◆ EXERCISE INSTRUCTIONS ◆
Although the entries contain pictures, the copy should hold only their exact text.
START DATASET RECORDS
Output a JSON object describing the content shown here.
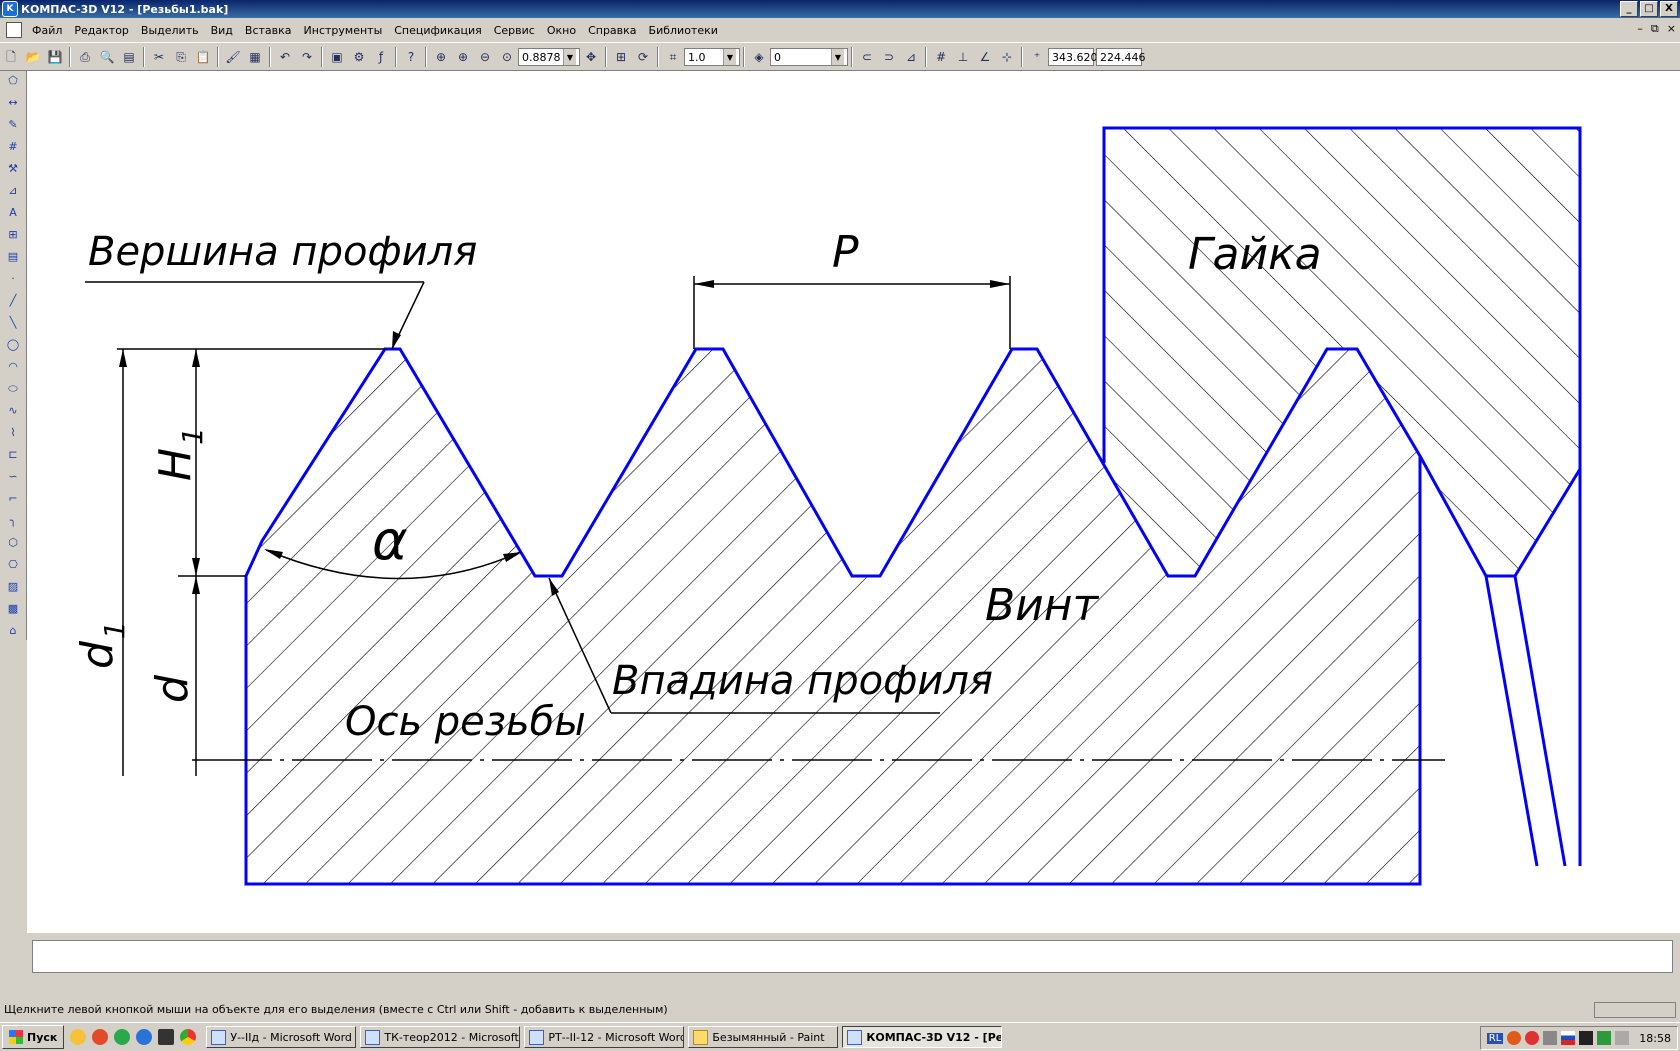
{
  "window": {
    "title": "КОМПАС-3D V12 - [Резьбы1.bak]",
    "controls": {
      "minimize": "_",
      "maximize": "□",
      "close": "X"
    }
  },
  "menu": {
    "items": [
      "Файл",
      "Редактор",
      "Выделить",
      "Вид",
      "Вставка",
      "Инструменты",
      "Спецификация",
      "Сервис",
      "Окно",
      "Справка",
      "Библиотеки"
    ],
    "mdi_controls": [
      "–",
      "⧉",
      "×"
    ]
  },
  "toolbar": {
    "zoom": "0.8878",
    "step": "1.0",
    "layer": "0",
    "coord_x": "343.620",
    "coord_y": "224.446"
  },
  "drawing": {
    "label_crest": "Вершина профиля",
    "label_pitch": "P",
    "label_nut": "Гайка",
    "label_height": "H",
    "label_height_sub": "1",
    "label_angle": "α",
    "label_screw": "Винт",
    "label_d1": "d",
    "label_d1_sub": "1",
    "label_d": "d",
    "label_root": "Впадина профиля",
    "label_axis": "Ось резьбы",
    "outline_color": "#0000ff",
    "line_color": "#000000"
  },
  "status": {
    "hint": "Щелкните левой кнопкой мыши на объекте для его выделения (вместе с Ctrl или Shift - добавить к выделенным)"
  },
  "taskbar": {
    "start": "Пуск",
    "tasks": [
      "У--IIд - Microsoft Word",
      "ТК-теор2012 - Microsoft...",
      "РТ--II-12 - Microsoft Word",
      "Безымянный - Paint",
      "КОМПАС-3D V12 - [Ре..."
    ],
    "lang": "RL",
    "clock": "18:58"
  }
}
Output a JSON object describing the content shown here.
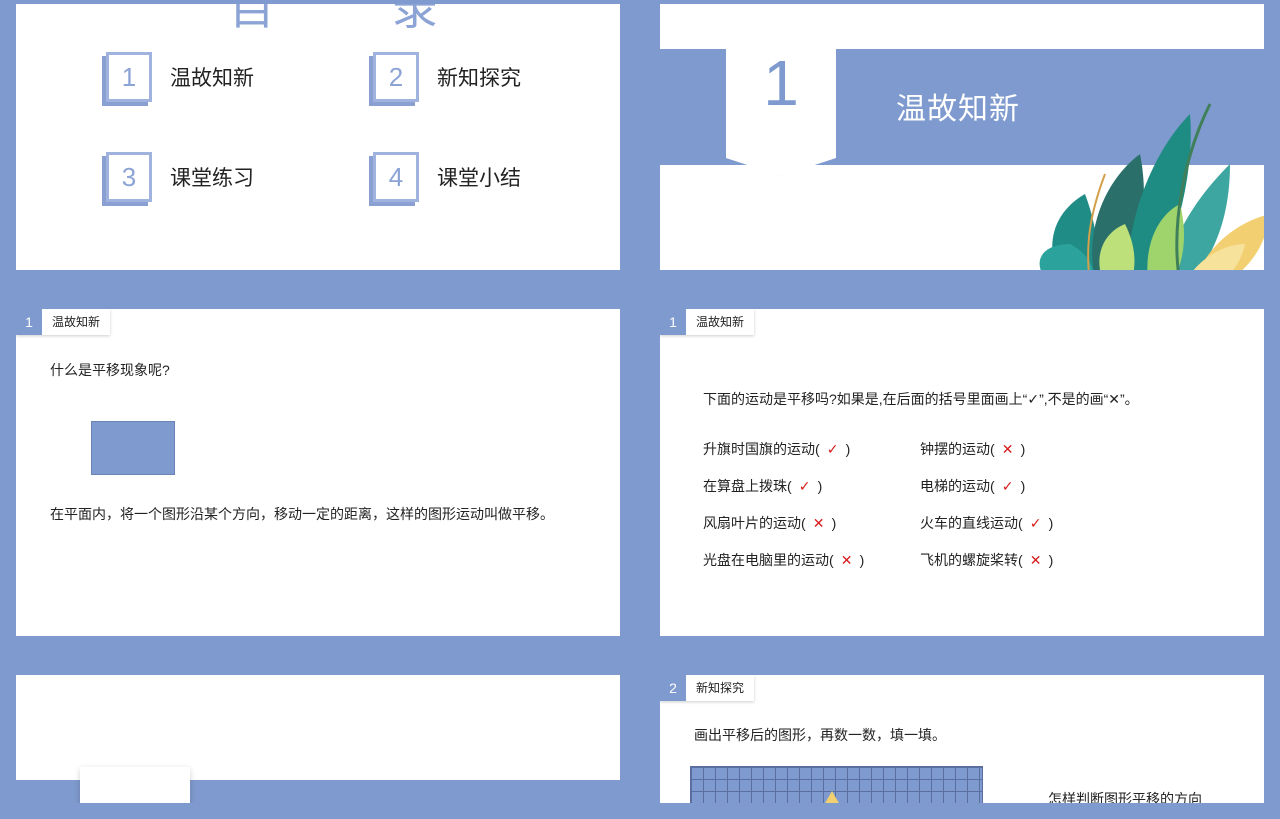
{
  "toc": {
    "title": "目 录",
    "items": [
      {
        "num": "1",
        "label": "温故知新"
      },
      {
        "num": "2",
        "label": "新知探究"
      },
      {
        "num": "3",
        "label": "课堂练习"
      },
      {
        "num": "4",
        "label": "课堂小结"
      }
    ]
  },
  "section1": {
    "num": "1",
    "title": "温故知新"
  },
  "slide3": {
    "tag_num": "1",
    "tag_label": "温故知新",
    "question": "什么是平移现象呢?",
    "definition": "在平面内，将一个图形沿某个方向，移动一定的距离，这样的图形运动叫做平移。"
  },
  "slide4": {
    "tag_num": "1",
    "tag_label": "温故知新",
    "instruction": "下面的运动是平移吗?如果是,在后面的括号里面画上“✓”,不是的画“✕”。",
    "left": [
      {
        "text": "升旗时国旗的运动(",
        "mark": "✓",
        "close": ")"
      },
      {
        "text": "在算盘上拨珠(",
        "mark": "✓",
        "close": ")"
      },
      {
        "text": "风扇叶片的运动(",
        "mark": "✕",
        "close": ")"
      },
      {
        "text": "光盘在电脑里的运动(",
        "mark": "✕",
        "close": ")"
      }
    ],
    "right": [
      {
        "text": "钟摆的运动(",
        "mark": "✕",
        "close": ")"
      },
      {
        "text": "电梯的运动(",
        "mark": "✓",
        "close": ")"
      },
      {
        "text": "火车的直线运动(",
        "mark": "✓",
        "close": ")"
      },
      {
        "text": "飞机的螺旋桨转(",
        "mark": "✕",
        "close": ")"
      }
    ]
  },
  "slide6": {
    "tag_num": "2",
    "tag_label": "新知探究",
    "instruction": "画出平移后的图形，再数一数，填一填。",
    "side_text": "怎样判断图形平移的方向"
  },
  "colors": {
    "accent": "#7f9ace",
    "mark": "#d71b1b"
  }
}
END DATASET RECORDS
◆ TASK ANSWER ◆
Output a JSON object describing the content shown here.
{
  "window": {
    "title": "КОМПАС-3D V12 - [Резьбы1.bak]",
    "controls": {
      "minimize": "_",
      "maximize": "□",
      "close": "X"
    }
  },
  "menu": {
    "items": [
      "Файл",
      "Редактор",
      "Выделить",
      "Вид",
      "Вставка",
      "Инструменты",
      "Спецификация",
      "Сервис",
      "Окно",
      "Справка",
      "Библиотеки"
    ],
    "mdi_controls": [
      "–",
      "⧉",
      "×"
    ]
  },
  "toolbar": {
    "zoom": "0.8878",
    "step": "1.0",
    "layer": "0",
    "coord_x": "343.620",
    "coord_y": "224.446"
  },
  "drawing": {
    "label_crest": "Вершина профиля",
    "label_pitch": "P",
    "label_nut": "Гайка",
    "label_height": "H",
    "label_height_sub": "1",
    "label_angle": "α",
    "label_screw": "Винт",
    "label_d1": "d",
    "label_d1_sub": "1",
    "label_d": "d",
    "label_root": "Впадина профиля",
    "label_axis": "Ось резьбы",
    "outline_color": "#0000ff",
    "line_color": "#000000"
  },
  "status": {
    "hint": "Щелкните левой кнопкой мыши на объекте для его выделения (вместе с Ctrl или Shift - добавить к выделенным)"
  },
  "taskbar": {
    "start": "Пуск",
    "tasks": [
      "У--IIд - Microsoft Word",
      "ТК-теор2012 - Microsoft...",
      "РТ--II-12 - Microsoft Word",
      "Безымянный - Paint",
      "КОМПАС-3D V12 - [Ре..."
    ],
    "lang": "RL",
    "clock": "18:58"
  }
}
Output a JSON object describing the content shown here.
{
  "toc": {
    "title": "目 录",
    "items": [
      {
        "num": "1",
        "label": "温故知新"
      },
      {
        "num": "2",
        "label": "新知探究"
      },
      {
        "num": "3",
        "label": "课堂练习"
      },
      {
        "num": "4",
        "label": "课堂小结"
      }
    ]
  },
  "section1": {
    "num": "1",
    "title": "温故知新"
  },
  "slide3": {
    "tag_num": "1",
    "tag_label": "温故知新",
    "question": "什么是平移现象呢?",
    "definition": "在平面内，将一个图形沿某个方向，移动一定的距离，这样的图形运动叫做平移。"
  },
  "slide4": {
    "tag_num": "1",
    "tag_label": "温故知新",
    "instruction": "下面的运动是平移吗?如果是,在后面的括号里面画上“✓”,不是的画“✕”。",
    "left": [
      {
        "text": "升旗时国旗的运动(",
        "mark": "✓",
        "close": ")"
      },
      {
        "text": "在算盘上拨珠(",
        "mark": "✓",
        "close": ")"
      },
      {
        "text": "风扇叶片的运动(",
        "mark": "✕",
        "close": ")"
      },
      {
        "text": "光盘在电脑里的运动(",
        "mark": "✕",
        "close": ")"
      }
    ],
    "right": [
      {
        "text": "钟摆的运动(",
        "mark": "✕",
        "close": ")"
      },
      {
        "text": "电梯的运动(",
        "mark": "✓",
        "close": ")"
      },
      {
        "text": "火车的直线运动(",
        "mark": "✓",
        "close": ")"
      },
      {
        "text": "飞机的螺旋桨转(",
        "mark": "✕",
        "close": ")"
      }
    ]
  },
  "slide6": {
    "tag_num": "2",
    "tag_label": "新知探究",
    "instruction": "画出平移后的图形，再数一数，填一填。",
    "side_text": "怎样判断图形平移的方向"
  },
  "colors": {
    "accent": "#7f9ace",
    "mark": "#d71b1b"
  }
}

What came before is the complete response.